I’ve long been a sucker for Brewdog’s beers. Lately it’s been on the back burner a little bit since I find that they’ve gone a bit awry with their pricing. Most ‘one off’ beers that I would like to try were so prohibitively expensive that I just couldn’t bring myself to order them.
Also, I think they’ve done enough experimenting. Well, that’s not entirely true. I like experiments, I like variations of a familiar theme. However, when you start doing Imperial Weizenbock lagered on whisky casks, or hopping the hell out of Belgian style triple your either brilliant (I didn’t like the beers, so not entirely sure on this) or grasping for anything that you haven’t done before (and sometimes with good reason).
Now, not all is negative. Some of my favorite beers are still from Brewdog. I haven’t had an IPA that topped Punk IPA. Also, when I’m indulging on a beer, I more or less end up buying a Tokyo* every time. And then IF there is a brewery I’m willing to spend more than a couple of euros on a bottle on, it’s Brewdog (or Westvleteren, but that’s another story all together).

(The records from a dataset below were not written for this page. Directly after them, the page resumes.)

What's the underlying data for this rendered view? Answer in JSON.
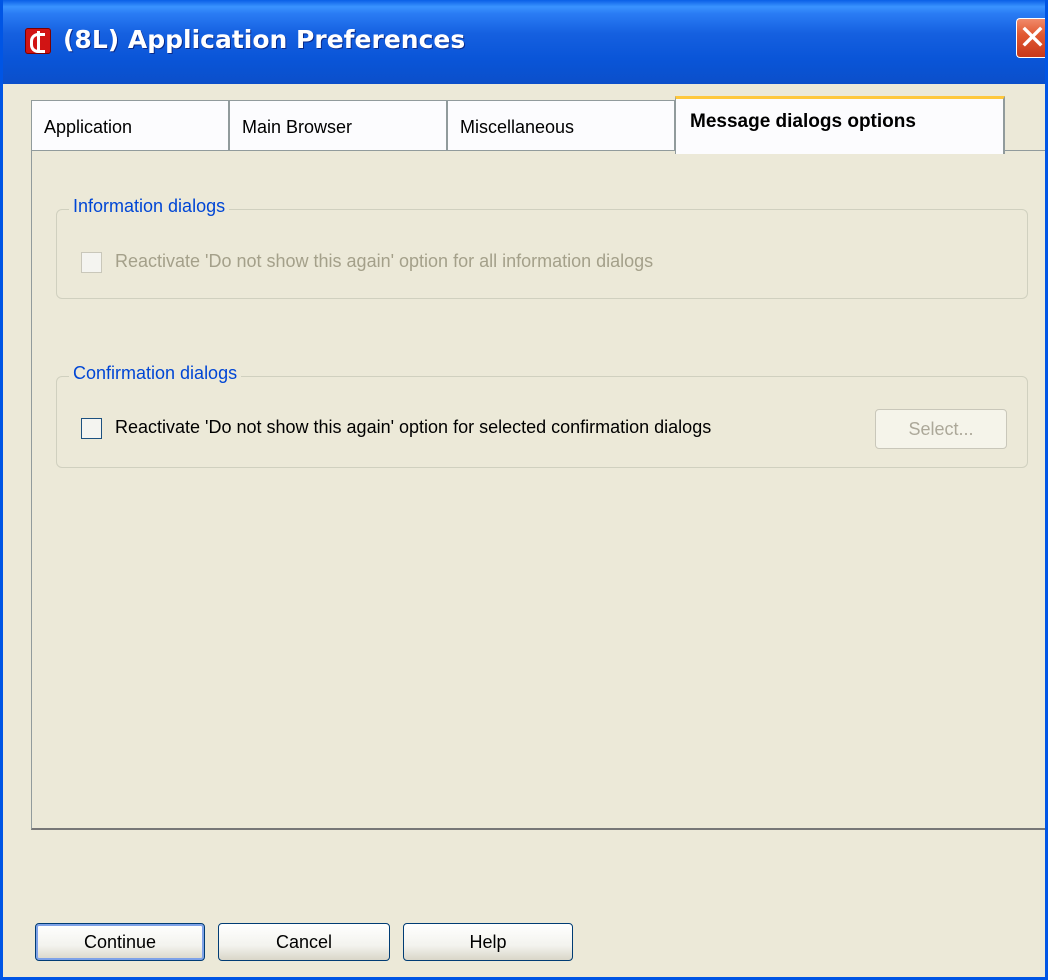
{
  "window": {
    "title": "(8L) Application Preferences",
    "close_symbol": "✕"
  },
  "tabs": [
    {
      "label": "Application",
      "active": false
    },
    {
      "label": "Main Browser",
      "active": false
    },
    {
      "label": "Miscellaneous",
      "active": false
    },
    {
      "label": "Message dialogs options",
      "active": true
    }
  ],
  "information_group": {
    "title": "Information dialogs",
    "checkbox_label": "Reactivate 'Do not show this again' option for all information dialogs",
    "checked": false,
    "enabled": false
  },
  "confirmation_group": {
    "title": "Confirmation dialogs",
    "checkbox_label": "Reactivate 'Do not show this again' option for selected confirmation dialogs",
    "checked": false,
    "enabled": true,
    "select_button_label": "Select..."
  },
  "footer": {
    "continue_label": "Continue",
    "cancel_label": "Cancel",
    "help_label": "Help"
  },
  "colors": {
    "titlebar": "#0a55d8",
    "group_title": "#0046d5",
    "active_tab_highlight": "#ffc83c",
    "close_button": "#e25a32"
  }
}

Now, Russian Doll. They did IPA is Dead before (different hops to the same beer) and they did a batch of Unleash the Yeast (same beer, different yeast strains). Now there’s Russian Doll. The same beer brewed to different strengths. They increase in strength, which more or less is the same as ‘they increased the malt used to brew the beer’. This results in a Pale Ale, and IPA, a Double IPA and a Barleywine.
This is where I had some alarm bells ringing, since Barleywine and IPA are generally not in the same flavor group. Brewdog informs us that they also adjusted the hops contents to suit the different styles.
More hoppy than I expected, with a noticeable quantity of barley used. Not overly complex but the flavors do come off as ‘green’. Very herbal with barley and hops in this way.
The IPA is the more hoppy and slightly stronger variety. The strength isn’t overly revealing but the hops are on overdrive. It’s gentle but very crisp. The green theme is here too. The hops push back the barley flavors a little bit.
I don’t like Double IPAs. They fall outside the IPA category and are not ballsy enough for Barleywine or Quadruple style beers. I always feel like they want to be two things at once and I’ve never tried one that I really wanted to go back for. Some are okay, but most are just not interesting. This one falls in that category. Okay but not interesting. It’s holding the middle ground between the IPA and the Barleywine.
Lots of barley, and quite some hops too. The barley is gaining ground though. Fairly strong but not a belter at that either. The crispness is gone and it’s slightly cloying.
Now this is a rather big beer. The weight of it is considerably bigger than it was in the previous brews. The flavors too, with the hops being turned down and the malts up this is a totally different beer than all others.
The barleywine has flavors of a mountain of malt. It’s sugary and rich with even bay leaf and beef stew.
While I like the intention of the project, I think they should’ve excluded the Barleywine, or choisen a different kind of beer. The way it’s hopped is so vastly different than the other three brews it just doesn’t make sense anymore.
The first three are rather consistent with increasing levels of richness and alcohol. The style of the beer changes significantly if you double the malt, apparently. I wasn’t overly convinced with the Pale Ale and the India Pale Ale, but the Double corrects the experiment.
The beers are nice, but none are exactly ‘new’. Also, I don’t think I’ll remember them that long either. The best of the bunch is the Barleywine I think. That one displayed the most interesting flavors with the stew thingy going on. Rather herbal, and rich. Lovely stuff, that!
You can get this pack at the better beer shops, like Drinks & Gifts in Krommenie. It’ll set you back some € 14.50.